• **Task description**: The answer must consist of each line below that contains the string "Component".

• **Supplied information**:

+--

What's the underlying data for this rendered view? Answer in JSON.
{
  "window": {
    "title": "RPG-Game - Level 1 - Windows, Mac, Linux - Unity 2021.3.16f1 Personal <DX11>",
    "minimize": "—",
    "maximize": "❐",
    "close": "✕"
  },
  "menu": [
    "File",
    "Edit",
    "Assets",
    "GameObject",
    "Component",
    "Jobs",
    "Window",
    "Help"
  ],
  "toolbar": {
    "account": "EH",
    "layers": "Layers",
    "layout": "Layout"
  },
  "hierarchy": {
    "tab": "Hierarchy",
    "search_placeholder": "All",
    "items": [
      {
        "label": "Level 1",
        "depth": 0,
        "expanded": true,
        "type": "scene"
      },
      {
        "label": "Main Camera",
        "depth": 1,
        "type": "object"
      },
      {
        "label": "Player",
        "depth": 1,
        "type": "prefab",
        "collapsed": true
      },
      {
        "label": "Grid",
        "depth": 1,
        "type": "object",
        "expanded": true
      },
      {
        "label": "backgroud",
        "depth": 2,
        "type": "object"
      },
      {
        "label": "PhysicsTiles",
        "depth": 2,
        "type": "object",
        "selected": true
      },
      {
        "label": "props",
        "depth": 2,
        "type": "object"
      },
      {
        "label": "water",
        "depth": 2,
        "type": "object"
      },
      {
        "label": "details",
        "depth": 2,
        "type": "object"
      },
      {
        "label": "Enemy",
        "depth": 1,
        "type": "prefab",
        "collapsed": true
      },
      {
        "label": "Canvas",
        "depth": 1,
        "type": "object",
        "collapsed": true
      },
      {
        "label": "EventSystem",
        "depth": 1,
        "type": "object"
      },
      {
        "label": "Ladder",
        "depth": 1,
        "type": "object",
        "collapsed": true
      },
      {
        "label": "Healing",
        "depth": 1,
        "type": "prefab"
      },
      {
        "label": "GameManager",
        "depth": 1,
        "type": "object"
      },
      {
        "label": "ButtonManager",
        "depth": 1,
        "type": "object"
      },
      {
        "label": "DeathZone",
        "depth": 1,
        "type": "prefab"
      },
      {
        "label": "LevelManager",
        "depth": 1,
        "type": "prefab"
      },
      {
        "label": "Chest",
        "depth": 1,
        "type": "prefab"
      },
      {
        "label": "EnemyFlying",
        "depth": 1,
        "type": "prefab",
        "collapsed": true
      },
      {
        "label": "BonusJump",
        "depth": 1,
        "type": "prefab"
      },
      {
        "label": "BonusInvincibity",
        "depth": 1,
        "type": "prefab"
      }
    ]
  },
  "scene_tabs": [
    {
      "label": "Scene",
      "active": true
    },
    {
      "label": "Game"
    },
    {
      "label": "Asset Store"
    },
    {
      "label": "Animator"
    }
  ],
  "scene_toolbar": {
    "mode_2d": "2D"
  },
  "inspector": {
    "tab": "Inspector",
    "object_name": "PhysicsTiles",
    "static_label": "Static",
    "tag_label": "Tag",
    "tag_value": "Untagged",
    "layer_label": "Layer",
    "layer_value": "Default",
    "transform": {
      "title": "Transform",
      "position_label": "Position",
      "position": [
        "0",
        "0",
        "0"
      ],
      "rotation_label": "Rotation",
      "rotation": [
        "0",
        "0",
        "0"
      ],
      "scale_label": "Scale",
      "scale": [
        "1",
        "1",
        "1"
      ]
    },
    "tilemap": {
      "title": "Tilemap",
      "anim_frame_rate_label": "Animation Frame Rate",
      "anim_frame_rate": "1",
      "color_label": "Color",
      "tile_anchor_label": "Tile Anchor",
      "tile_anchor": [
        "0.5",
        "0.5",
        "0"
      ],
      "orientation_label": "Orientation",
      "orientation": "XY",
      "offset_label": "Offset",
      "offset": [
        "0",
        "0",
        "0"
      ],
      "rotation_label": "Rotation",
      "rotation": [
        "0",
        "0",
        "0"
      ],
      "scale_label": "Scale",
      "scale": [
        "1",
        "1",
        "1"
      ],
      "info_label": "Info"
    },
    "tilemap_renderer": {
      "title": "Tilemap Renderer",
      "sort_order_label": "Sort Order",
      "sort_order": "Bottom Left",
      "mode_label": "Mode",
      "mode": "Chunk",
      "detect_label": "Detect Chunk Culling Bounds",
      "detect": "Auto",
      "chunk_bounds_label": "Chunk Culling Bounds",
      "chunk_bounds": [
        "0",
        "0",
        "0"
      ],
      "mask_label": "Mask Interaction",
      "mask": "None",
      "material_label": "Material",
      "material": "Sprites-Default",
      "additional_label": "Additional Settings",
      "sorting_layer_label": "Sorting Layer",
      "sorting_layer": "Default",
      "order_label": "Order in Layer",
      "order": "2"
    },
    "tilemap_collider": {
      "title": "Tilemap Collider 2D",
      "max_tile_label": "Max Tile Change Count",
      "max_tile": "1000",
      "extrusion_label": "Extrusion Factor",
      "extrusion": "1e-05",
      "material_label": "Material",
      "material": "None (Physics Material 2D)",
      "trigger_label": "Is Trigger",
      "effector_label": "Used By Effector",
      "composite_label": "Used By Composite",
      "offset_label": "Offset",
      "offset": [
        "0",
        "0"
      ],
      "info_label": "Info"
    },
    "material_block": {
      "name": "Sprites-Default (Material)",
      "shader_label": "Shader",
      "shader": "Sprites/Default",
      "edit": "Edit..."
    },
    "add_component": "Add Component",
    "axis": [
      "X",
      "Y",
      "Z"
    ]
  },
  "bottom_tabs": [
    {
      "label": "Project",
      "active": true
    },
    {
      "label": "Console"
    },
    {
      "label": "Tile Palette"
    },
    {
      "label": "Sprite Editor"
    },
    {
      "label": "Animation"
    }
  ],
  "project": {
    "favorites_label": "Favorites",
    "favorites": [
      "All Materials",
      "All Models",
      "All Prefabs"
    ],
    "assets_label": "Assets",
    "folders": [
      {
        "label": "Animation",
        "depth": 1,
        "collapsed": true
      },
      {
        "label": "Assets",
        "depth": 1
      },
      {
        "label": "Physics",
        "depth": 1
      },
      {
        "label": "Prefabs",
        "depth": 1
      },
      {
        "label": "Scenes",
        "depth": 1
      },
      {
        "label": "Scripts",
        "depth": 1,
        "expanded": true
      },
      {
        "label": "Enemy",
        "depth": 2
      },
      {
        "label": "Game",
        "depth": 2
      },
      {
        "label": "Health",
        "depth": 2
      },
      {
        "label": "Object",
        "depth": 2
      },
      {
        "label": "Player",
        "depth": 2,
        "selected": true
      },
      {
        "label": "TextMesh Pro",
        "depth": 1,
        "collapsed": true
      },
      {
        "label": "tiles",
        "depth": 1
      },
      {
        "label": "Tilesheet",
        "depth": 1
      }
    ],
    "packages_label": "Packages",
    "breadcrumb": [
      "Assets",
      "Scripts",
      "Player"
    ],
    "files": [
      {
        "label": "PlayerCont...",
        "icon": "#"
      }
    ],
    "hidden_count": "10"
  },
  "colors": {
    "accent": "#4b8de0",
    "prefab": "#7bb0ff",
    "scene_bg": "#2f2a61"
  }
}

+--

• **Response**:
    "Component",
    "add_component": "Add Component",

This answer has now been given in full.